Imported tahini tied to Salmonella cases in 3 states
The US Food and Drug Administration (FDA) said yesterday that it, the Centers for Disease Control and Prevention (CDC), and state health partners are investigating a multistate Salmonella Concord outbreak linked to imported tahini.
The outbreak comes less than 3 months since the CDC wrapped up an investigation into a different Salmonella Concord outbreak linked to tahini.
So far, 4 illnesses have been reported in three states: 2 in New York, 1 in Massachusetts, and 1 in Texas. One patient has been hospitalized, and the latest illness onset is Mar 23.
Based on the epidemiologic, product testing, and trace-back investigation, the FDA is warning consumers not to eat Karawan or El-Karawan labeled tahini, and it has asked that the product be recalled. Samples of the product were positive for Salmonella based on tests done by the New York City Department of Health and Mental Hygiene.
Yesterday Broddzenatti Holding of Jupiter, Fla., recalled retail and bulk Karawan tahini sold in 16-ounce jars and 39-pound buckets imported from Palestine between December 2018 and January 2019 due to potential Salmonella contamination. The products were distributed to New York, Massachusetts, Virginia, and Texas.
The label of the product that tested positive is Brodt Zenatti Holdings, an importer based in Jupiter, Fla. The FDA said, however, that other importers may have also imported the "Karawan Tahini and Halva" branded tahini, which was sold in bulk to retailers and restaurants and was also sold to consumers at retail locations and online.
Though the investigation is ongoing, the FDA said that at this time, the current outbreak doesn't appear to be linked to previous one, which involved Baron's brand made by Achdut, Ltd., and sickened eight people in four states.
May 15 FDA statement
May 16 FDA recall notice
Feb 27 CIDRAP News scan "CDC ends probe into multistate Salmonella outbreak tied to tahini products"
CDC notes 52-case Salmonella outbreak tied to live chicks, ducklings
The CDC today confirmed that 52 people have been sickened—5 of them seriously enough to require hospitalization—in a 21-state outbreak of Salmonella infections tied to handling backyard poultry like chicks and ducklings.

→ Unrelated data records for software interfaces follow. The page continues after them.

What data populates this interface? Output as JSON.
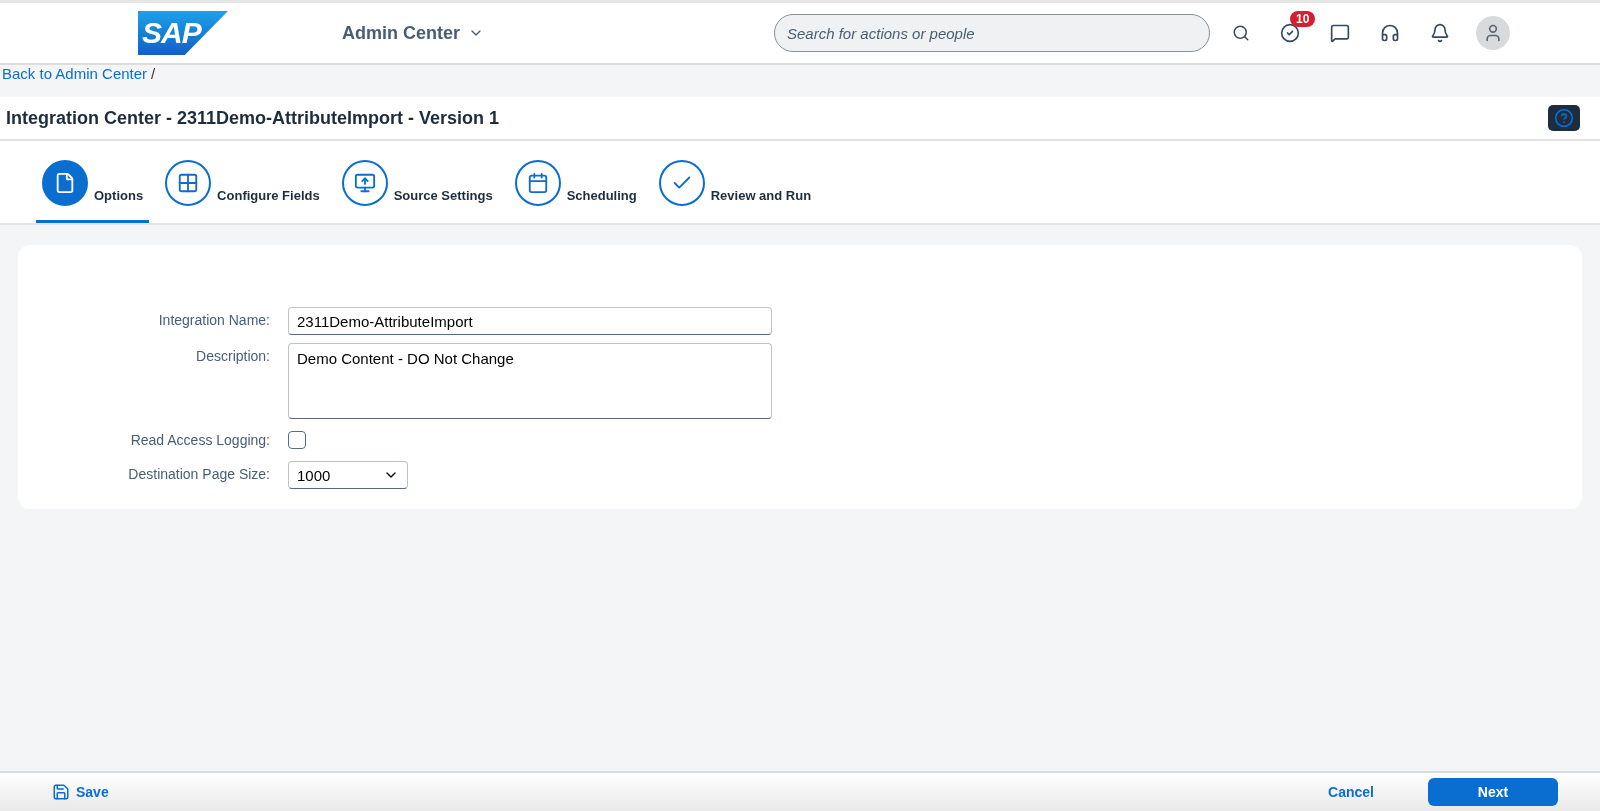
{
  "header": {
    "logo": "SAP",
    "app_menu": "Admin Center",
    "search": {
      "placeholder": "Search for actions or people"
    },
    "todo_badge": "10"
  },
  "breadcrumb": {
    "link": "Back to Admin Center",
    "separator": "/"
  },
  "page_title": "Integration Center - 2311Demo-AttributeImport - Version 1",
  "steps": [
    {
      "label": "Options",
      "kind": "document",
      "selected": true
    },
    {
      "label": "Configure Fields",
      "kind": "grid",
      "selected": false
    },
    {
      "label": "Source Settings",
      "kind": "upload",
      "selected": false
    },
    {
      "label": "Scheduling",
      "kind": "calendar",
      "selected": false
    },
    {
      "label": "Review and Run",
      "kind": "check",
      "selected": false
    }
  ],
  "form": [
    {
      "label": "Integration Name:",
      "kind": "text",
      "value": "2311Demo-AttributeImport"
    },
    {
      "label": "Description:",
      "kind": "textarea",
      "value": "Demo Content - DO Not Change"
    },
    {
      "label": "Read Access Logging:",
      "kind": "checkbox",
      "checked": false
    },
    {
      "label": "Destination Page Size:",
      "kind": "select",
      "value": "1000"
    }
  ],
  "footer": {
    "save": "Save",
    "cancel": "Cancel",
    "next": "Next"
  }
}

The outbreak is the latest in a series of Salmonella outbreaks tied to live poultry, the most recent of which happened last year and eventually affected at least 334 people, 56 of whom were hospitalized. The current outbreak strains are Salmonella Braenderup and Montevideo.

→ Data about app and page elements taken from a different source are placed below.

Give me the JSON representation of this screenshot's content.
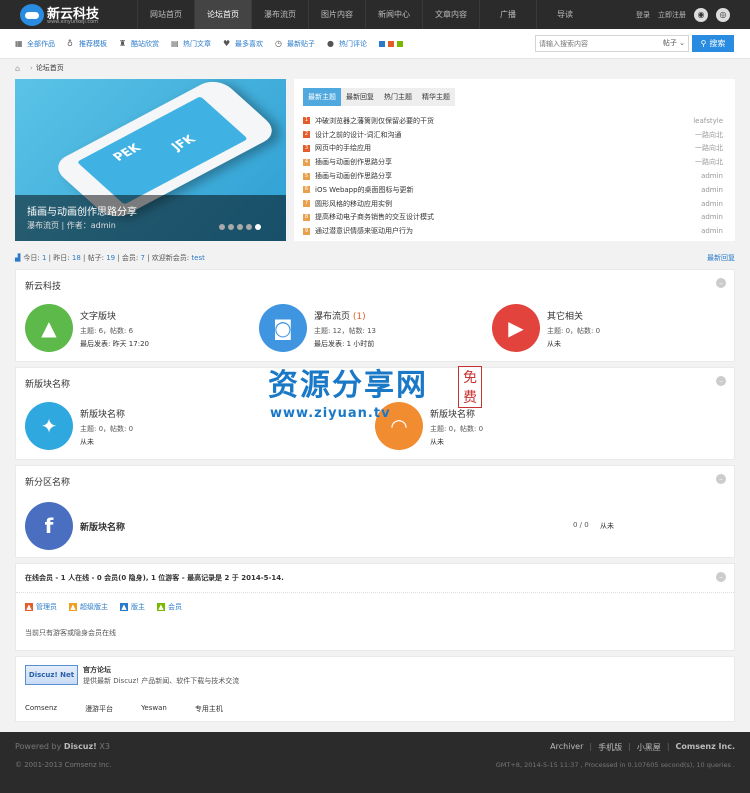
{
  "brand": {
    "title": "新云科技",
    "subtitle": "www.xinyunkeji.com"
  },
  "nav": [
    "网站首页",
    "论坛首页",
    "瀑布流页",
    "图片内容",
    "新闻中心",
    "文章内容",
    "广播",
    "导读"
  ],
  "top_links": {
    "login": "登录",
    "register": "立即注册"
  },
  "subnav": [
    {
      "icon": "grid-icon",
      "label": "全部作品"
    },
    {
      "icon": "bulb-icon",
      "label": "推荐模板"
    },
    {
      "icon": "trophy-icon",
      "label": "酷站欣赏"
    },
    {
      "icon": "doc-icon",
      "label": "热门文章"
    },
    {
      "icon": "heart-icon",
      "label": "最多喜欢"
    },
    {
      "icon": "clock-icon",
      "label": "最新贴子"
    },
    {
      "icon": "chat-icon",
      "label": "热门评论"
    }
  ],
  "theme_colors": [
    "#2a7ac9",
    "#e35d2a",
    "#7ab800"
  ],
  "search": {
    "placeholder": "请输入搜索内容",
    "scope": "帖子",
    "button": "搜索"
  },
  "breadcrumb": {
    "current": "论坛首页"
  },
  "slider": {
    "title": "插画与动画创作思路分享",
    "meta": "瀑布流页 | 作者：admin",
    "dots": 5,
    "active_dot": 5,
    "phone_text": [
      "PEK",
      "JFK"
    ]
  },
  "tabs": [
    "最新主题",
    "最新回复",
    "热门主题",
    "精华主题"
  ],
  "topics": [
    {
      "n": "1",
      "title": "冲破浏览器之藩篱则仅保留必要的干货",
      "author": "leafstyle"
    },
    {
      "n": "2",
      "title": "设计之前的设计-词汇和沟通",
      "author": "一路向北"
    },
    {
      "n": "3",
      "title": "网页中的手绘应用",
      "author": "一路向北"
    },
    {
      "n": "4",
      "title": "插画与动画创作思路分享",
      "author": "一路向北"
    },
    {
      "n": "5",
      "title": "插画与动画创作思路分享",
      "author": "admin"
    },
    {
      "n": "6",
      "title": "iOS Webapp的桌面图标与更新",
      "author": "admin"
    },
    {
      "n": "7",
      "title": "圆形风格的移动应用实例",
      "author": "admin"
    },
    {
      "n": "8",
      "title": "提高移动电子商务销售的交互设计模式",
      "author": "admin"
    },
    {
      "n": "9",
      "title": "通过潜意识情感来驱动用户行为",
      "author": "admin"
    }
  ],
  "stats": {
    "today_label": "今日:",
    "today": "1",
    "yesterday_label": "昨日:",
    "yesterday": "18",
    "posts_label": "帖子:",
    "posts": "19",
    "members_label": "会员:",
    "members": "7",
    "welcome_label": "欢迎新会员:",
    "welcome": "test",
    "latest_reply": "最新回复"
  },
  "groups": [
    {
      "name": "新云科技",
      "forums": [
        {
          "icon": "tree-icon",
          "color": "#5eb94b",
          "name": "文字版块",
          "count": "",
          "stat": "主题: 6，帖数: 6",
          "last": "最后发表: 昨天 17:20"
        },
        {
          "icon": "camera-icon",
          "color": "#3f95e0",
          "name": "瀑布流页",
          "count": "(1)",
          "stat": "主题: 12，帖数: 13",
          "last": "最后发表: 1 小时前"
        },
        {
          "icon": "play-icon",
          "color": "#e2433d",
          "name": "其它相关",
          "count": "",
          "stat": "主题: 0，帖数: 0",
          "last": "从未"
        }
      ]
    },
    {
      "name": "新版块名称",
      "forums": [
        {
          "icon": "twitter-icon",
          "color": "#2fa8e0",
          "name": "新版块名称",
          "count": "",
          "stat": "主题: 0，帖数: 0",
          "last": "从未"
        },
        {
          "icon": "rss-icon",
          "color": "#f18c31",
          "name": "新版块名称",
          "count": "",
          "stat": "主题: 0，帖数: 0",
          "last": "从未"
        }
      ]
    },
    {
      "name": "新分区名称",
      "forums": [
        {
          "icon": "facebook-icon",
          "color": "#4a6fc1",
          "name": "新版块名称",
          "count": "0 / 0",
          "stat": "",
          "last": "从未"
        }
      ]
    }
  ],
  "online": {
    "label": "在线会员 - 1 人在线 - 0 会员(0 隐身), 1 位游客 - 最高记录是 2 于 2014-5-14.",
    "legend": [
      {
        "icon": "admin-icon",
        "color": "#e35d2a",
        "label": "管理员"
      },
      {
        "icon": "supermod-icon",
        "color": "#f0a020",
        "label": "超级版主"
      },
      {
        "icon": "mod-icon",
        "color": "#2a7ac9",
        "label": "版主"
      },
      {
        "icon": "member-icon",
        "color": "#7ab800",
        "label": "会员"
      }
    ],
    "note": "当前只有游客或隐身会员在线"
  },
  "links": {
    "logo_text": "Discuz! Net",
    "title": "官方论坛",
    "desc": "提供最新 Discuz! 产品新闻、软件下载与技术交流",
    "items": [
      "Comsenz",
      "漫游平台",
      "Yeswan",
      "专用主机"
    ]
  },
  "watermark": {
    "main": "资源分享网",
    "url": "www.ziyuan.tv",
    "seal": [
      "免",
      "费"
    ]
  },
  "footer": {
    "powered": "Powered by",
    "product": "Discuz!",
    "version": "X3",
    "copyright": "© 2001-2013 Comsenz Inc.",
    "links": [
      "Archiver",
      "手机版",
      "小黑屋",
      "Comsenz Inc."
    ],
    "gmt": "GMT+8, 2014-5-15 11:37 , Processed in 0.107605 second(s), 10 queries ."
  }
}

Ohio has the most cases, with 9, followed by Missouri (6), Pennsylvania (5), Tennessee (4), and Virginia (4). Patients range in age from less than 1 year to 60, with a median age of 21 years. Illness-onset dates range from Jan 12 to Apr 29, and no deaths have been reported.
"Epidemiologic and laboratory evidence indicate that contact with backyard poultry (such as chicks and ducklings) from multiple hatcheries is the likely source of these outbreaks," the CDC said. "People reported obtaining chicks and ducklings from several sources, including agricultural stores, websites, and hatcheries."
Most people infected with Salmonella develop diarrhea, fever, and stomach cramps 12 to 72 hours after exposure. The illness typically lasts 4 to 7 days, the CDC said.
May 16 CDC notice